Yoga has been practiced around the world for centuries, but the popularity of yoga has only begun to increase in the United States over the past 15 to 20 years.
While many people continue to use yoga as way of staying fit and healthy, many others are beginning to use yoga in addition to conventional practices as a way of healing what ails them.
"It was like a miracle after only a few classes," says Jane Saltzman, instructor at Arizona Power Yoga.
Saltzman, who suffered from severe chronic lower back pain for 25 years, wandered in to Arizona Power Yoga on a whim four years ago, and has since become an instructor after acquiring the physical and mental benefits of a regular yoga practice.
Research has shown yoga can relieve pain in the back and other sensitive areas of the body, and new studies suggest it can benefit those suffering from depression, stress and arthritis.
For Patricia Lebenshon, director of Integrative Medicine in Residency at the University of Arizona, yoga was a way to supplement conventional medicine during her recovery from cancer.

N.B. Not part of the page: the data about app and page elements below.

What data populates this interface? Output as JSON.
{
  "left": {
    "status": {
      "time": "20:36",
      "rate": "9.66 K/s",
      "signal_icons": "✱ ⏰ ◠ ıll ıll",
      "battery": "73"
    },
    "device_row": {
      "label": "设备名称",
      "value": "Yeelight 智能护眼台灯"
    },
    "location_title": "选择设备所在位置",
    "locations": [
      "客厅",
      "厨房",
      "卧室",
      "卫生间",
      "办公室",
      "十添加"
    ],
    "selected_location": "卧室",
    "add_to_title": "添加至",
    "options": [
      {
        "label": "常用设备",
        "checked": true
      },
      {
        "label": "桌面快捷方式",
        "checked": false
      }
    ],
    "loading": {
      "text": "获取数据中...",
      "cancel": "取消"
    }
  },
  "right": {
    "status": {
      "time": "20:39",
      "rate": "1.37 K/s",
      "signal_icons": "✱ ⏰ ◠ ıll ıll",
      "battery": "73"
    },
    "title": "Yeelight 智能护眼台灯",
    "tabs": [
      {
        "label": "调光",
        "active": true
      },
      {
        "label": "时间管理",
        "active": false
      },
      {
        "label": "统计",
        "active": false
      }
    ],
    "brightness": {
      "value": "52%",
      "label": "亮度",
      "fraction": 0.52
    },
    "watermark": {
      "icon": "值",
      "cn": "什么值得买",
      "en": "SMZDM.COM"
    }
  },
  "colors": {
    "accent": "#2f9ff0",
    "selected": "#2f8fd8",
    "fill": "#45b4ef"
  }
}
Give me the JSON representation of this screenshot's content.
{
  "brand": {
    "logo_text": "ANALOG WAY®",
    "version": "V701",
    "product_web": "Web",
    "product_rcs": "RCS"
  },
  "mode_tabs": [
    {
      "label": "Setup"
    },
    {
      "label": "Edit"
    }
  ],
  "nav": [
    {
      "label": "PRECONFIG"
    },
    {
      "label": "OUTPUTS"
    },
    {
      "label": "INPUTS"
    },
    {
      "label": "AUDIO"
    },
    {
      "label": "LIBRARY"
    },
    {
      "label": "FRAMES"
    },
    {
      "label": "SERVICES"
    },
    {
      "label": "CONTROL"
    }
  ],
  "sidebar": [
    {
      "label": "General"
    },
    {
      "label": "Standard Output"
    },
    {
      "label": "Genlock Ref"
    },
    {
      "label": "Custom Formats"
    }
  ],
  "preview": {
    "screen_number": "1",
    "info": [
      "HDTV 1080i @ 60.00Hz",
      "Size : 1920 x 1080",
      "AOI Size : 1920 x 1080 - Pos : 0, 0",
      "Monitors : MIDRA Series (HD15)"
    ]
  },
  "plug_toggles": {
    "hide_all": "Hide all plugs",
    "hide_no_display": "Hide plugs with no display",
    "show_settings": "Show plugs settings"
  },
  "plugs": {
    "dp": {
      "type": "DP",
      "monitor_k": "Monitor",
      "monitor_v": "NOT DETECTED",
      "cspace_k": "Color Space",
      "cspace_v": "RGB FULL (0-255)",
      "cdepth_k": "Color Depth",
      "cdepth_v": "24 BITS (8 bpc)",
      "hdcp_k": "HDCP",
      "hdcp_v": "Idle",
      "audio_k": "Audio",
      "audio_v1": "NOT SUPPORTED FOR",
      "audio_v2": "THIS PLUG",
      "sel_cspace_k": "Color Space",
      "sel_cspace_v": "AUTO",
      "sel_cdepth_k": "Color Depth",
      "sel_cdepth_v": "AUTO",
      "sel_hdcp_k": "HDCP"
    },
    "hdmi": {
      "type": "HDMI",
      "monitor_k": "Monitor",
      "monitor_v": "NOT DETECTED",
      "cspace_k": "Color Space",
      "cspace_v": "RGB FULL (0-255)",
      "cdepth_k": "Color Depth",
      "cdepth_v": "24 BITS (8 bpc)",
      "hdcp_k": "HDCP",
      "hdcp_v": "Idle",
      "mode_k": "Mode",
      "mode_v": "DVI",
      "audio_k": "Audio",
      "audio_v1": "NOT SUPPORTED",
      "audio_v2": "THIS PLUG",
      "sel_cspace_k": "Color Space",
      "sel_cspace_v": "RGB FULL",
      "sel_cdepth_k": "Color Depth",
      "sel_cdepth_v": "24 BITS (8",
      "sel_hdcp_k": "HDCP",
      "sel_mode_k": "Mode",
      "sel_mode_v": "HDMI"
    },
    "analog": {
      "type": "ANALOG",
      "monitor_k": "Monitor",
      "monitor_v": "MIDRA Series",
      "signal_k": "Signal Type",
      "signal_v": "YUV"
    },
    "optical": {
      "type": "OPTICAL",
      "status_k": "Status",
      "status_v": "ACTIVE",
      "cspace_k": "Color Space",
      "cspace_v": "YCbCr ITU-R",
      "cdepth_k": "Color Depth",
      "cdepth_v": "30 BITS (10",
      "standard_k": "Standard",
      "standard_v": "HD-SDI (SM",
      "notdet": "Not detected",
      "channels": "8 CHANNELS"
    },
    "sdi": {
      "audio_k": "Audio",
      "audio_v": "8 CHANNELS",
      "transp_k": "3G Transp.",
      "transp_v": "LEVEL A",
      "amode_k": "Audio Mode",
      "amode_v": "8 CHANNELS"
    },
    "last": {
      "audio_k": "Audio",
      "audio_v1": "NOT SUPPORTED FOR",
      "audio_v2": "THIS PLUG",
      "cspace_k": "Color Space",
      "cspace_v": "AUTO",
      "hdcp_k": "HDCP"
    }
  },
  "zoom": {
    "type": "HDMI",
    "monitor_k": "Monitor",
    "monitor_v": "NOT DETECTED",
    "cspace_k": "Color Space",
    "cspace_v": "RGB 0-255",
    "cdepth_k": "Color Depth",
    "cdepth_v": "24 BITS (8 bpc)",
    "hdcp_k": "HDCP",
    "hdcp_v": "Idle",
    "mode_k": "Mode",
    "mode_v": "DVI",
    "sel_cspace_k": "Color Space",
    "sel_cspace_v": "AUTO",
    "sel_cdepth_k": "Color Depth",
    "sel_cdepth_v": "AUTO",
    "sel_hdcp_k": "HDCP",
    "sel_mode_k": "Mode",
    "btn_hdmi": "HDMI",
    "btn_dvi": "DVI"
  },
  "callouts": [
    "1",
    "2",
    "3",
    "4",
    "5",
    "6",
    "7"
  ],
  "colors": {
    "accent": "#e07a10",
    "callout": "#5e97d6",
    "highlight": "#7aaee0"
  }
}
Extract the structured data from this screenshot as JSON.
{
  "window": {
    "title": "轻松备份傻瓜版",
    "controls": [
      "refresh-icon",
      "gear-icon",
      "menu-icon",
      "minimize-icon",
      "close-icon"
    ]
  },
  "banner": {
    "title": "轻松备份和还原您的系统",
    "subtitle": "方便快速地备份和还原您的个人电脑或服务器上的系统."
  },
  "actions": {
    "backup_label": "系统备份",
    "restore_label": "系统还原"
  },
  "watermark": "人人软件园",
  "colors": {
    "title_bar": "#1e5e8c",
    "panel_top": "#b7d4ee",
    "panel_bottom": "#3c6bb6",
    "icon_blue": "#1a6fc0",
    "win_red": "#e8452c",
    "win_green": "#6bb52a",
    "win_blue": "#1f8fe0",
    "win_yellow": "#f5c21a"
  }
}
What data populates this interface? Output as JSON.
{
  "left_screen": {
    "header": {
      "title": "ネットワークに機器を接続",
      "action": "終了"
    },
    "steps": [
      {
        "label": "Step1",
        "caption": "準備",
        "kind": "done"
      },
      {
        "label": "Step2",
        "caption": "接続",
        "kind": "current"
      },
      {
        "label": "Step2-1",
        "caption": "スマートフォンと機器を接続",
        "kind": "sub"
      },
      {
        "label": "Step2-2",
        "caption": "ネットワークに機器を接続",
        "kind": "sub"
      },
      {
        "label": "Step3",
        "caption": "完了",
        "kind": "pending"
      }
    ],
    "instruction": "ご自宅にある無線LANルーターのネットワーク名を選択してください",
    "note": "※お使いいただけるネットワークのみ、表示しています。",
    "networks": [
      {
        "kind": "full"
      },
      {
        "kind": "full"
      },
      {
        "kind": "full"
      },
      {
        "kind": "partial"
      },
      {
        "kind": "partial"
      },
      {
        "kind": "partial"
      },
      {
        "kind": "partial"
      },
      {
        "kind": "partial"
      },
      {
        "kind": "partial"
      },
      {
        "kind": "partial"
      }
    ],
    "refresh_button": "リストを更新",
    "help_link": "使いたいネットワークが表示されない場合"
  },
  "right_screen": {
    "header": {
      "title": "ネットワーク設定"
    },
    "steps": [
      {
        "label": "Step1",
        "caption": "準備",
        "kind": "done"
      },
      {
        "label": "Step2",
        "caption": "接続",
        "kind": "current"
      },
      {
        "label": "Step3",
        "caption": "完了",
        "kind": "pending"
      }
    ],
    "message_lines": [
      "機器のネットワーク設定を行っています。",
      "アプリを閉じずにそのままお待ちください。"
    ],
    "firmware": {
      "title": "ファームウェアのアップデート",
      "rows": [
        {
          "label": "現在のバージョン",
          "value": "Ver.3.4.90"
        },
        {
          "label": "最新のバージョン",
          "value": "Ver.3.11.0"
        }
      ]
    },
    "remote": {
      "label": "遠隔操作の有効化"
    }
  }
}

"I go to yoga, two classes about four to five times a week, and I also have a home practice that I do," says Lebenshon, who adds that everyone from elementary school students to senior citizens have now begun to use yoga as a preventative and healing measure.